For the last time... 5 June 1994. This entry finishes the tale of our long weekend in the Cotswolds. If you've been following this holiday you will know that after mixed weather the day we have to go home is the most gorgeous British summer's day and we have stopped off here and there on our way home. We are heading north and out of the Cotswolds now.
The yarn of the title comes from this - the ancient yarn market at Chipping Campden. It was a market, meeting place, somewhere dry to shelter from rain and ancient pestilence and generally a spot where local elders could gather and moan about teenagers and the lack of a decent day care centre...
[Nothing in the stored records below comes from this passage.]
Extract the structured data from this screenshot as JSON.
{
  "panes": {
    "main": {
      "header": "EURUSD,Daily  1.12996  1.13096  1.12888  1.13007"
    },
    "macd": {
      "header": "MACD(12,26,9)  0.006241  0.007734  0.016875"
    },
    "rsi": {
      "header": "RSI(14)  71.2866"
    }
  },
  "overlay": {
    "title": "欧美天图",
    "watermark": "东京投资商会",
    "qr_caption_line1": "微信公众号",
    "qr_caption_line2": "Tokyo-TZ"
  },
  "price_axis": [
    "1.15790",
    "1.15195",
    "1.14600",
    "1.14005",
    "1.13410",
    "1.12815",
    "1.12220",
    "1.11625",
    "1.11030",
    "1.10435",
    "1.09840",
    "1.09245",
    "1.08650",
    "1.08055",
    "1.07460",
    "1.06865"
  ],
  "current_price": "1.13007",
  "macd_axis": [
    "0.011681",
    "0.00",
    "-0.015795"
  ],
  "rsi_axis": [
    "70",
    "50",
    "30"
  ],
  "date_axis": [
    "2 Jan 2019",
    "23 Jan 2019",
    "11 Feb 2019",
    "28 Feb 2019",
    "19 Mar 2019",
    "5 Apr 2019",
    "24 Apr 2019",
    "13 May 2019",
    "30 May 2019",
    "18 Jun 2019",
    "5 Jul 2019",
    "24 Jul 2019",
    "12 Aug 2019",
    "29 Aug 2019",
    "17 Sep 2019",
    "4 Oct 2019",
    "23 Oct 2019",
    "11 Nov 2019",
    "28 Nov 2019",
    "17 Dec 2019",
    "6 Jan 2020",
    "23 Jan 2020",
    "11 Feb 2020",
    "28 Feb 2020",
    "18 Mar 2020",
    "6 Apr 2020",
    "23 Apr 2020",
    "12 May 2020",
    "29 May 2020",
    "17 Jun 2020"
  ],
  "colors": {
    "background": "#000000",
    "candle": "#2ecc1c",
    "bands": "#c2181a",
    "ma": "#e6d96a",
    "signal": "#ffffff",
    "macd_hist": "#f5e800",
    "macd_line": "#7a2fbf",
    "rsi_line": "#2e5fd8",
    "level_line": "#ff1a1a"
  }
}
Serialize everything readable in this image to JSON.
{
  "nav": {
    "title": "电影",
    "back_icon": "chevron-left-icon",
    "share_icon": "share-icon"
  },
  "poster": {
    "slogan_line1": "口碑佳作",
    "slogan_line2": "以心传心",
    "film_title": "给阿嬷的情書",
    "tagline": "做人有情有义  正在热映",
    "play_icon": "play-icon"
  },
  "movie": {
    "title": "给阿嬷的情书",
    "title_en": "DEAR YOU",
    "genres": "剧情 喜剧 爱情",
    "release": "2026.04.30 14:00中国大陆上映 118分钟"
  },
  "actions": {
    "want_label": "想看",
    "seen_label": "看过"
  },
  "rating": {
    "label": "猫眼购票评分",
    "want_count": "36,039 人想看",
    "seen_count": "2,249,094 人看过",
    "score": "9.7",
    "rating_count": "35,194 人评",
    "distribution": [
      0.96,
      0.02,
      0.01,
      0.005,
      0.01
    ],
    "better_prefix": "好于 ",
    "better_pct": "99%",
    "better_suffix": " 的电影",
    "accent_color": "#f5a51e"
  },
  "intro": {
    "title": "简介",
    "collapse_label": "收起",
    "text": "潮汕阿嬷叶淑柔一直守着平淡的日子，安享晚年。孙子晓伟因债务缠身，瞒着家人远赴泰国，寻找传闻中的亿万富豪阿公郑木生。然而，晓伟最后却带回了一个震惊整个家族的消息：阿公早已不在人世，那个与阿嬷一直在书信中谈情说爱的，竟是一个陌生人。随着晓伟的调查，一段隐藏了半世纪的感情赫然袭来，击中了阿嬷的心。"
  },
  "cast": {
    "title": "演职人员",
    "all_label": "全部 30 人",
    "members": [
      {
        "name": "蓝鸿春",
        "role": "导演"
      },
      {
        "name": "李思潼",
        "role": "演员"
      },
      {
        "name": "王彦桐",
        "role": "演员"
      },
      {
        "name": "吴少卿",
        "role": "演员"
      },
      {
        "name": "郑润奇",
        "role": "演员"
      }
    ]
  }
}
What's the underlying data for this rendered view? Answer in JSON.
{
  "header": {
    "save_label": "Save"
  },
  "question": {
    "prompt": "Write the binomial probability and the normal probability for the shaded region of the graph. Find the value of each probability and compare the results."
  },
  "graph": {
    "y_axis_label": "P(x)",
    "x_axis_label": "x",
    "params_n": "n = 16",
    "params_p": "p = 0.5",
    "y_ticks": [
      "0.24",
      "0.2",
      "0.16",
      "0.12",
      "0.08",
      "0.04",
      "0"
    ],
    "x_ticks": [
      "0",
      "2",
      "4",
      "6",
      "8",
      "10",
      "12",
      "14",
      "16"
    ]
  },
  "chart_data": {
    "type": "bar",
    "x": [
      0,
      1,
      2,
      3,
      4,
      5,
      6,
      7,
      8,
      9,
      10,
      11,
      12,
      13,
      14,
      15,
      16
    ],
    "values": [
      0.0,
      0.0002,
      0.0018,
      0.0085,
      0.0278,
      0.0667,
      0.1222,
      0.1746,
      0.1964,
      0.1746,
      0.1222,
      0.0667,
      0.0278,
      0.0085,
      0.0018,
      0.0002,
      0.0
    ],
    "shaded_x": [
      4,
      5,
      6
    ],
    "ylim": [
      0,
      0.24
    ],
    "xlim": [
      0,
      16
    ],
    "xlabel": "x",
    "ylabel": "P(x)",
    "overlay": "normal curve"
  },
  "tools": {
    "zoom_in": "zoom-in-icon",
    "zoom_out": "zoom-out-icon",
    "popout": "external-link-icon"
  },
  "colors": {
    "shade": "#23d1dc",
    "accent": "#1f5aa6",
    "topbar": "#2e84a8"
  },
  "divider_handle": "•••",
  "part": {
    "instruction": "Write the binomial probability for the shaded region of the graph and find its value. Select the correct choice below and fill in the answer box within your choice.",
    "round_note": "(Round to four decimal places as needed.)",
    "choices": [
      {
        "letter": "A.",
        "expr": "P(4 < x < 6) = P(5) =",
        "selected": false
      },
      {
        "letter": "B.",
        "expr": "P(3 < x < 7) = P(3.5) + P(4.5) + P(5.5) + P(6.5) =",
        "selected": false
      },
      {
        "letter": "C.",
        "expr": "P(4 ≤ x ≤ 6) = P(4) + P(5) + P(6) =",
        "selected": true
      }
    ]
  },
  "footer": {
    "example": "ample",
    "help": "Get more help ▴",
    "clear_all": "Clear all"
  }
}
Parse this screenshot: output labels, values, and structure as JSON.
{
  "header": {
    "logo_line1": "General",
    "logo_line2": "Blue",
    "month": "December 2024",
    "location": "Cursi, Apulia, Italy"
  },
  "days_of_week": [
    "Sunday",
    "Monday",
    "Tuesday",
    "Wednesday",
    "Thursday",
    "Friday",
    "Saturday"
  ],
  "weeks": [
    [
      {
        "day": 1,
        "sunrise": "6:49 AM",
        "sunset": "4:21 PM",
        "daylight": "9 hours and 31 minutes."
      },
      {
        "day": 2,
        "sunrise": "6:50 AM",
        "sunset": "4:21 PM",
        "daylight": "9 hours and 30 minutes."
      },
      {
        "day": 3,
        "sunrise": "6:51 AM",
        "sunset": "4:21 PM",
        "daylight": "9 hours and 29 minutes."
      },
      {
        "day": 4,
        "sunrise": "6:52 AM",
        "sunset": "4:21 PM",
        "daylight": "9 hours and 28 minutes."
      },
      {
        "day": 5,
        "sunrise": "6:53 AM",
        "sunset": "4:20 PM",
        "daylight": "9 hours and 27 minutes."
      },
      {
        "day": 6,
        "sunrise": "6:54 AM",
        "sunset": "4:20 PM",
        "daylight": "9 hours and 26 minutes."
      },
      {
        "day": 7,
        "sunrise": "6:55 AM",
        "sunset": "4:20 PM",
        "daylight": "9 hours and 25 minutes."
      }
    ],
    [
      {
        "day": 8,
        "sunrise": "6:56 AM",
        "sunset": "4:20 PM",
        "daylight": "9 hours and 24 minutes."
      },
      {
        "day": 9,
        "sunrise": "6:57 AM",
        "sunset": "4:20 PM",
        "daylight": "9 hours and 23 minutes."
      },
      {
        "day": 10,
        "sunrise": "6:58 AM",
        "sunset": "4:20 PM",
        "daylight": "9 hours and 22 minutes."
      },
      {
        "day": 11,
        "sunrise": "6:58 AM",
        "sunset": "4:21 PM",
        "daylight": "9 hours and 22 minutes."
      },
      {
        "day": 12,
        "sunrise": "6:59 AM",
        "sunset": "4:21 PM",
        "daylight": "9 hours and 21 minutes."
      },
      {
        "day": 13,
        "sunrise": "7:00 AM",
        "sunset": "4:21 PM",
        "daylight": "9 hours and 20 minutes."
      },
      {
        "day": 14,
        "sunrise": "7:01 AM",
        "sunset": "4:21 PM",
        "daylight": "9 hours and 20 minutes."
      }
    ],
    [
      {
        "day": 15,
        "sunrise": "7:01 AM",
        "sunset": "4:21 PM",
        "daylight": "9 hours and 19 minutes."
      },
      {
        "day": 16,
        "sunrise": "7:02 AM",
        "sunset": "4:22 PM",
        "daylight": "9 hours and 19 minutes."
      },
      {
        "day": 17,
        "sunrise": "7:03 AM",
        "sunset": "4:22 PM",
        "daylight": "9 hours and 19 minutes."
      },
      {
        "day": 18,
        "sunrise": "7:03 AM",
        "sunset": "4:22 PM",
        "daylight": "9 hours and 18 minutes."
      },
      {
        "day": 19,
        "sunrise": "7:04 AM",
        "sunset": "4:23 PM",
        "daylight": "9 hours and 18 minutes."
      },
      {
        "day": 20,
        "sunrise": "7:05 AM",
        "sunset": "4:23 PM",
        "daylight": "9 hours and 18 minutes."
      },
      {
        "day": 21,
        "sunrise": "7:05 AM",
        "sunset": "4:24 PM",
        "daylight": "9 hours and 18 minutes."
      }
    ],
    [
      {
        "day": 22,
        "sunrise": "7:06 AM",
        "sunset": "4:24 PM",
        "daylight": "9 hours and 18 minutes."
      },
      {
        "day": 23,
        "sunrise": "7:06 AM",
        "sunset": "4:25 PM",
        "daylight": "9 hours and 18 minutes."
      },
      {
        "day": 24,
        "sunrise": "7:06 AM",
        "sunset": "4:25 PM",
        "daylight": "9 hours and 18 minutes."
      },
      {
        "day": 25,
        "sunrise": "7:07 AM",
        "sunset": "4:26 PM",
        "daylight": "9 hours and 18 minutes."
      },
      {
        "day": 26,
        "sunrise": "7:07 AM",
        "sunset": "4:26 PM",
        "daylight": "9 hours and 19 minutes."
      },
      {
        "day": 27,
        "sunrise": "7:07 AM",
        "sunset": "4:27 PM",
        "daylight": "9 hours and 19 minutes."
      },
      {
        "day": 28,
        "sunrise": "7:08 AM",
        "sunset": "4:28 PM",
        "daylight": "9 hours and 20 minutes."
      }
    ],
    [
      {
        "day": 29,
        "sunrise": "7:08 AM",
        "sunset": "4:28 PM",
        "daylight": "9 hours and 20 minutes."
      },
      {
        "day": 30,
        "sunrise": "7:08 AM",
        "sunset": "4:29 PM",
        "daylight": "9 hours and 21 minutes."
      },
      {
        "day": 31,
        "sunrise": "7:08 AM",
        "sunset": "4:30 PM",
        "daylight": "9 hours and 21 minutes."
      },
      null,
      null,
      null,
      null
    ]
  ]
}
One chap in 1437 sat there for a full week thinking it was a bus shelter, before someone told him buses hadn't been invented yet. Once they had been invented three turned up at once...
We had dinner in a pub and then went into the local museum which was so crammed full of things that the presentation didn't make sense! But who cares? It was like rummaging through a junk shop without a single uninteresting thing to find. It was brill!
The old projectors from the local cinema, probably closed down in the 1930s at the end of the silent era, were resplendent in one room with a pile of clutter around them, only some of which was relevant to the world of film. A huge balloon of the wicker basket type was propped up in one room, as apparently a local, before the days of flight, decided man could and should fly and built this contraption to prove it.
I can't believe I've never made it back there, the place was a goldmine of treasure!
We carried on north and into Warwickshire, coming to this delightful cottage, familiar through countless Christmas biscuit and chocolate selection box lids and jigsaws.
Quite how William Shakespeare ever managed to find a bit of peace to woo Anne Hathaway amidst all those hordes of Japanese and American tourists flocking all over the gardens I'll never know.
"Sweet William, let us take to the sun lounger and ... lounge ..."
"Hark! What is this I see before me? A camera lens? Oy! Piss off!!!"
It couldn't have been easy...
A couple of miles further and we are in the centre of Stratford-upon-Avon - always a good trivia question to trap the unwary: what's the name of the river that runs through Stratford-upon-Avon? Almost as good as: what's the name of the ship in Mutiny on the Bounty?
Anyway, this is Shakespeare's birthplace. In the house, rather than on the pavement we hope. You can imagine him as a boy staring out of the bedroom window and saying "Those patterned bricks in the road look nice now, but I bet it won't be long before they're tripping people up..."
And so, in a blaze of wordly thought, a tumultuous crescendo of prose and textly passage (Shakespeare wasn't above making up words so why shouldn't I?), we end this tale of Cotswoldian (see!!!) wanderings and head off back up to Blackpool. Forsooth... and Roger, Sooth's lodger...